EXERCISE PROMPT:
All lines from the entries below that contain the string "icon" should be copied out.

=-=-=

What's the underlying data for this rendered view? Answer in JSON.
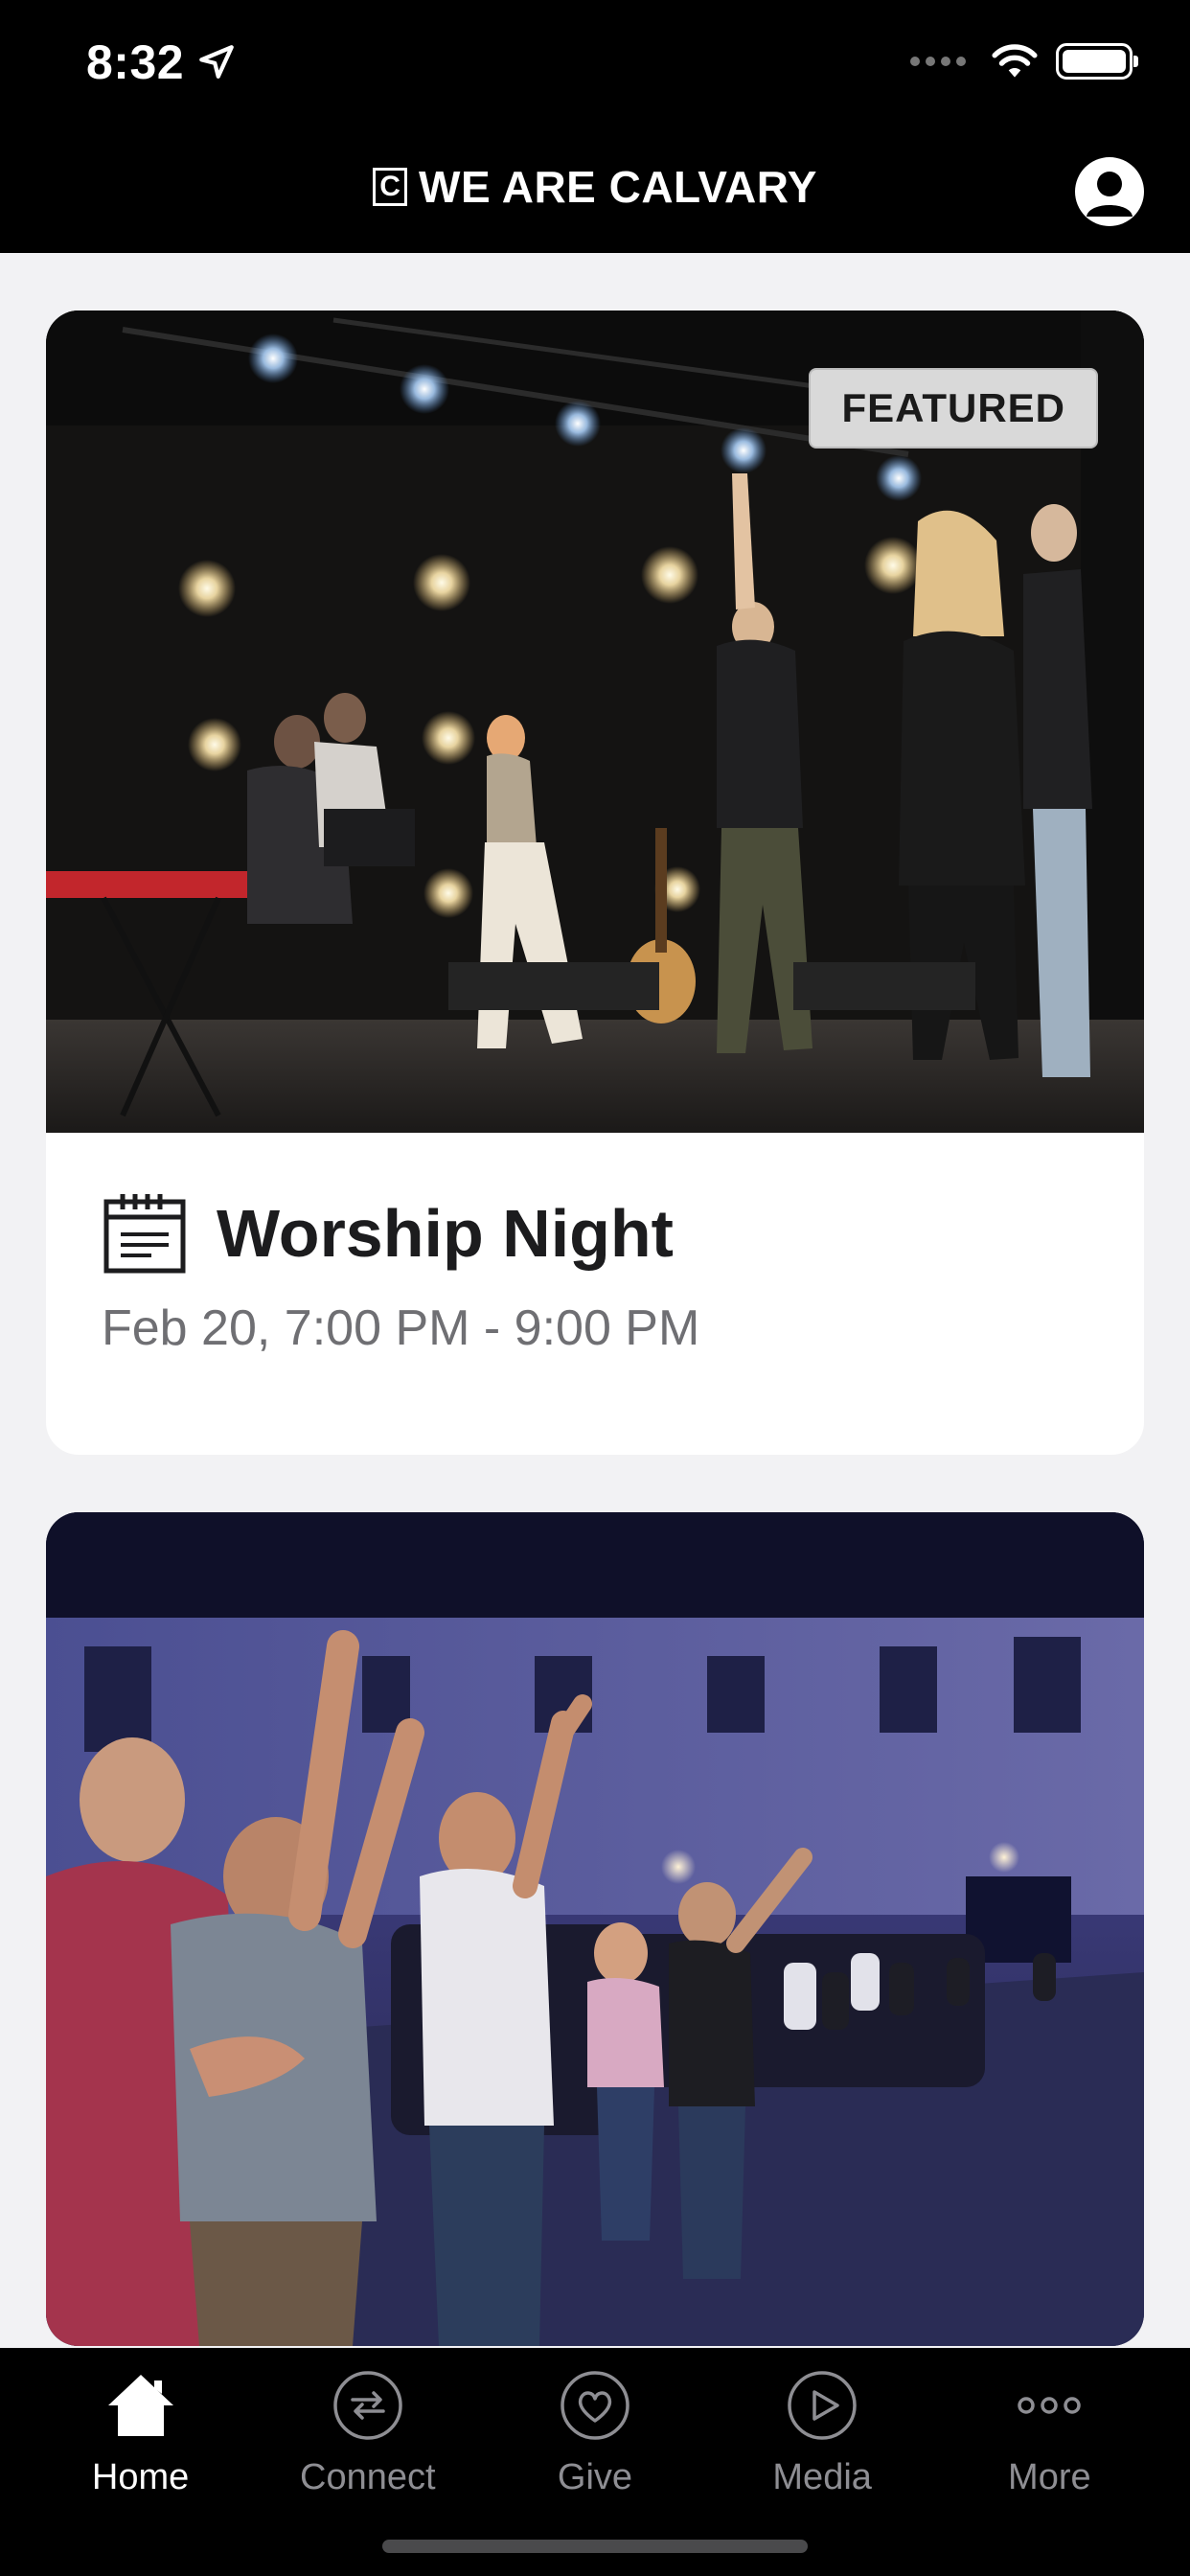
{
  "status_bar": {
    "time": "8:32"
  },
  "header": {
    "brand_mark": "C",
    "brand_name": "WE ARE CALVARY"
  },
  "feed": [
    {
      "badge": "FEATURED",
      "title": "Worship Night",
      "datetime": "Feb 20, 7:00 PM - 9:00 PM",
      "icon": "calendar-icon"
    },
    {
      "badge": "",
      "title": "",
      "datetime": ""
    }
  ],
  "tabbar": {
    "active": "Home",
    "items": [
      {
        "label": "Home",
        "icon": "home-icon"
      },
      {
        "label": "Connect",
        "icon": "connect-icon"
      },
      {
        "label": "Give",
        "icon": "give-icon"
      },
      {
        "label": "Media",
        "icon": "media-icon"
      },
      {
        "label": "More",
        "icon": "more-icon"
      }
    ]
  },
  "colors": {
    "header_bg": "#000000",
    "page_bg": "#f2f2f4",
    "inactive_tab": "#8e8e93"
  }
}
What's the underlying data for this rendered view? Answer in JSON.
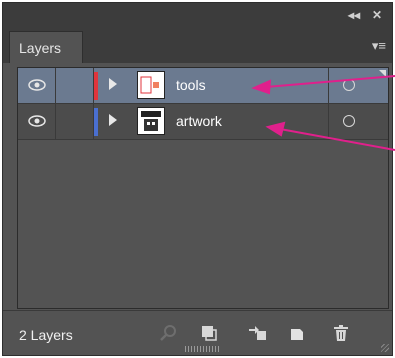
{
  "panel": {
    "title": "Layers",
    "controls": {
      "collapse": "◂◂",
      "close": "✕",
      "menu": "▾≡"
    }
  },
  "layers": [
    {
      "name": "tools",
      "color": "#e0343c",
      "selected": true,
      "visible": true
    },
    {
      "name": "artwork",
      "color": "#4a6fd0",
      "selected": false,
      "visible": true
    }
  ],
  "footer": {
    "count_label": "2 Layers",
    "buttons": [
      "locate-object",
      "make-clipping-mask",
      "create-sublayer",
      "create-layer",
      "delete-layer"
    ]
  },
  "annotation": {
    "arrow_color": "#e0208c"
  }
}
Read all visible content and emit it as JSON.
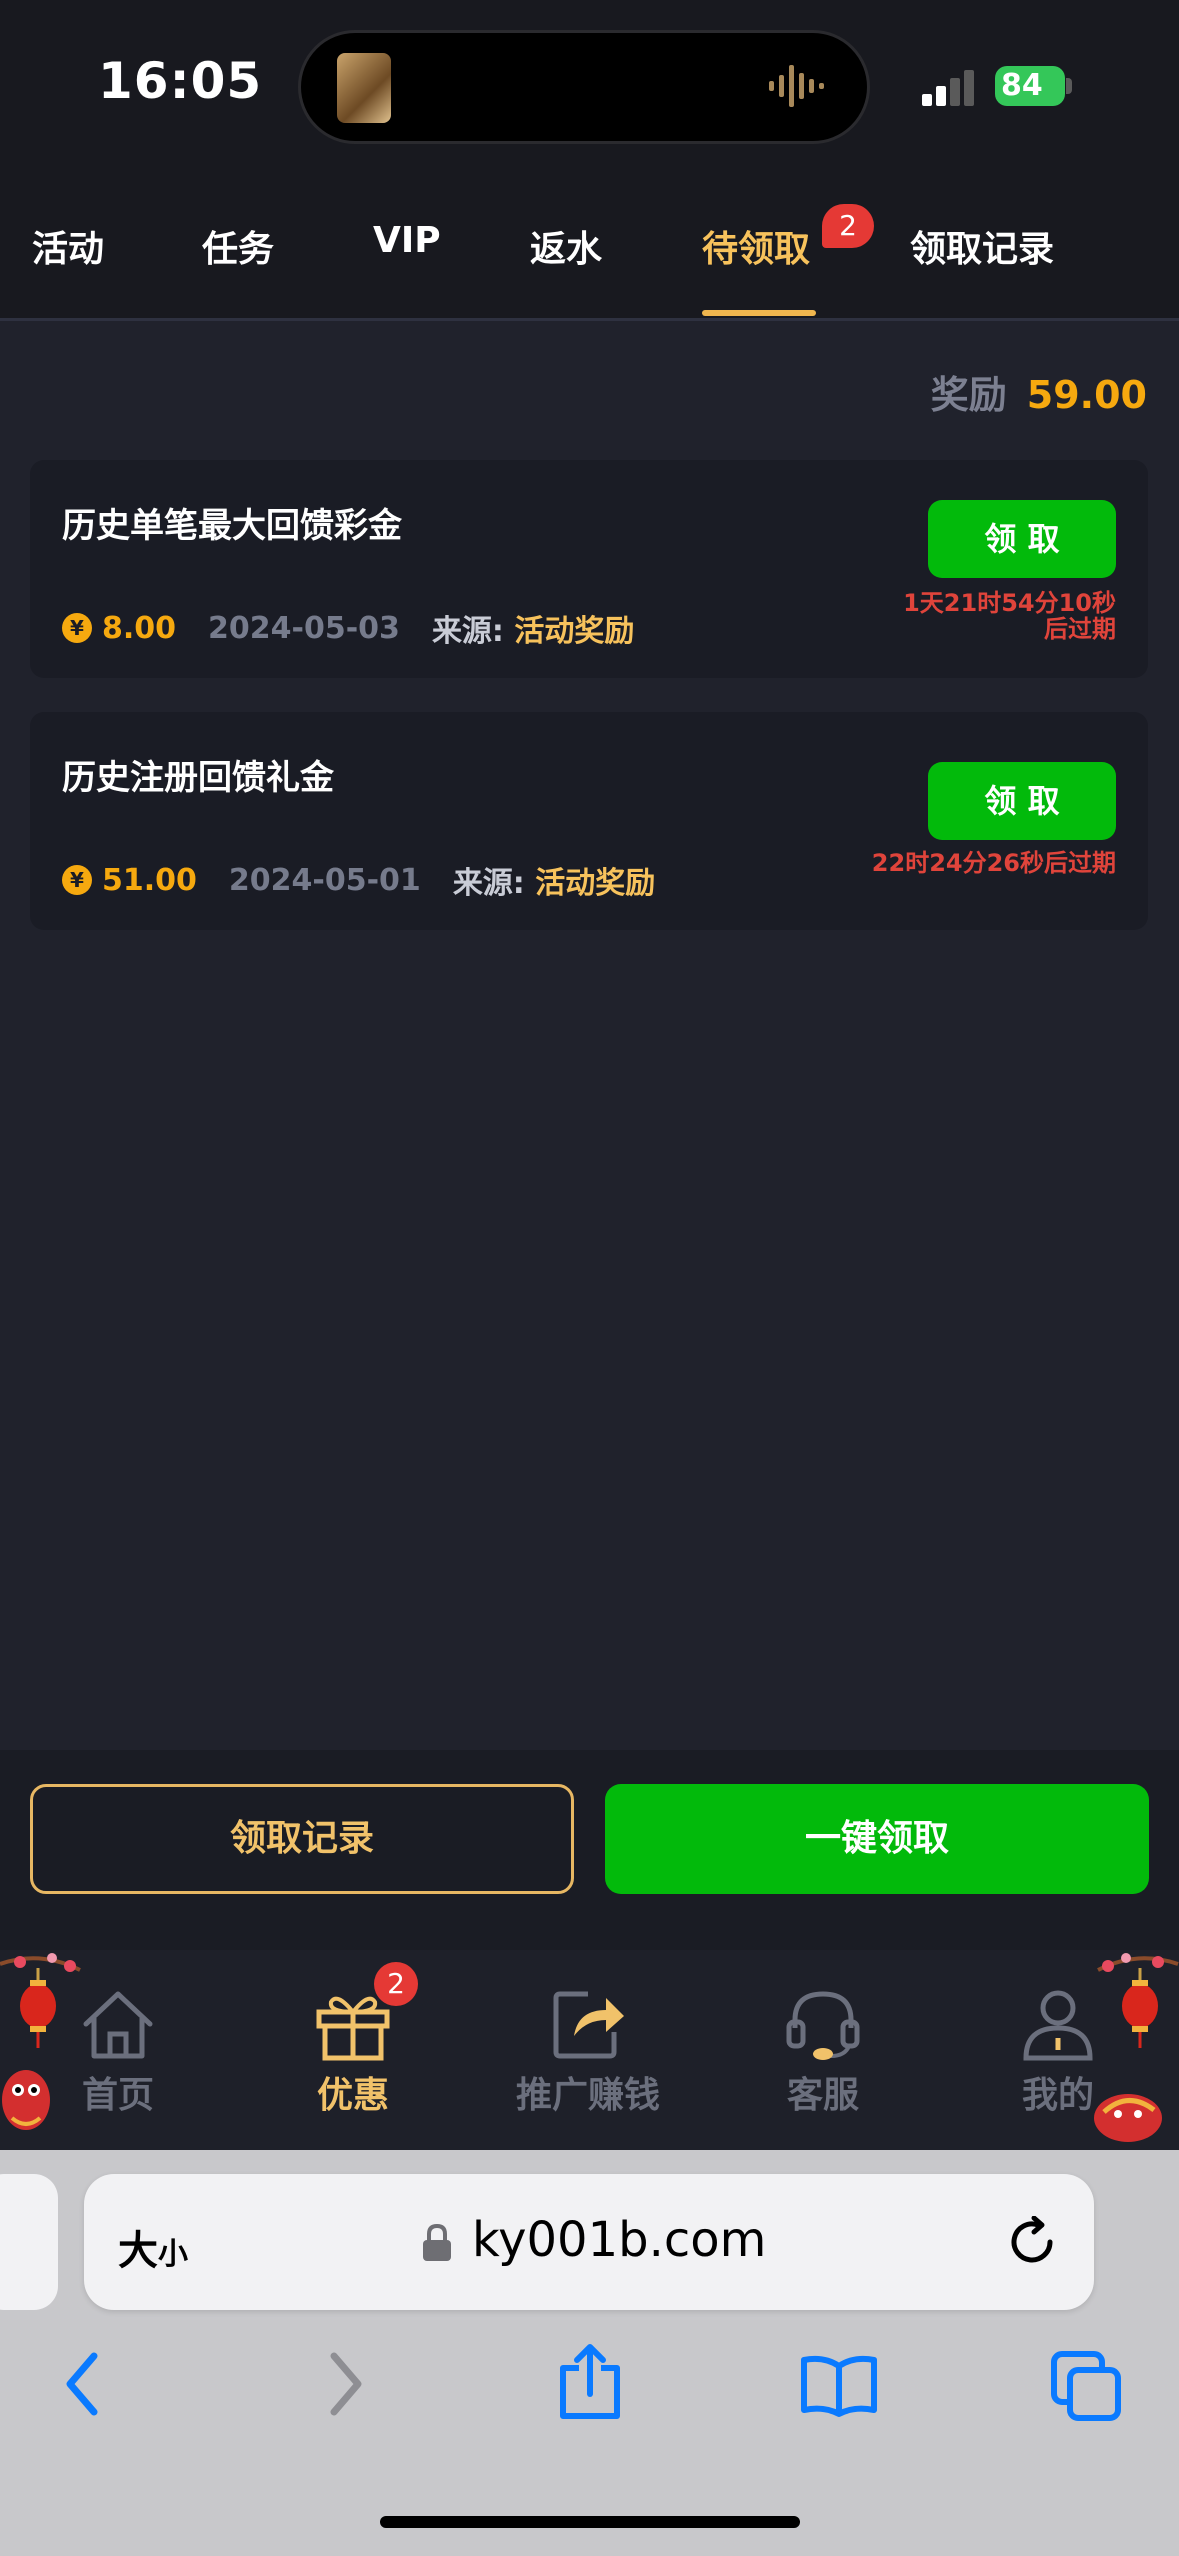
{
  "status": {
    "time": "16:05",
    "battery": "84"
  },
  "tabs": [
    {
      "label": "活动"
    },
    {
      "label": "任务"
    },
    {
      "label": "VIP"
    },
    {
      "label": "返水"
    },
    {
      "label": "待领取",
      "active": true,
      "badge": "2"
    },
    {
      "label": "领取记录"
    }
  ],
  "summary": {
    "label": "奖励",
    "value": "59.00"
  },
  "rewards": [
    {
      "title": "历史单笔最大回馈彩金",
      "amount": "8.00",
      "date": "2024-05-03",
      "source_label": "来源:",
      "source": "活动奖励",
      "button": "领 取",
      "expire_line1": "1天21时54分10秒",
      "expire_line2": "后过期"
    },
    {
      "title": "历史注册回馈礼金",
      "amount": "51.00",
      "date": "2024-05-01",
      "source_label": "来源:",
      "source": "活动奖励",
      "button": "领 取",
      "expire_line1": "22时24分26秒后过期",
      "expire_line2": ""
    }
  ],
  "coin_symbol": "¥",
  "actions": {
    "records": "领取记录",
    "claim_all": "一键领取"
  },
  "nav": [
    {
      "label": "首页",
      "icon": "home-icon"
    },
    {
      "label": "优惠",
      "icon": "gift-icon",
      "active": true,
      "badge": "2"
    },
    {
      "label": "推广赚钱",
      "icon": "share-icon"
    },
    {
      "label": "客服",
      "icon": "headset-icon"
    },
    {
      "label": "我的",
      "icon": "user-icon"
    }
  ],
  "browser": {
    "text_size_big": "大",
    "text_size_small": "小",
    "url": "ky001b.com"
  },
  "colors": {
    "accent_gold": "#f6a90f",
    "green": "#02ba0b",
    "red": "#e53935",
    "bg": "#20222c"
  }
}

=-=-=

WRITTEN REPLY:
      "icon": "calendar-icon"
        "icon": "home-icon"
        "icon": "connect-icon"
        "icon": "give-icon"
        "icon": "media-icon"
        "icon": "more-icon"
      "icon": "home-icon"
      "icon": "gift-icon",
      "icon": "share-icon"
      "icon": "headset-icon"
      "icon": "user-icon"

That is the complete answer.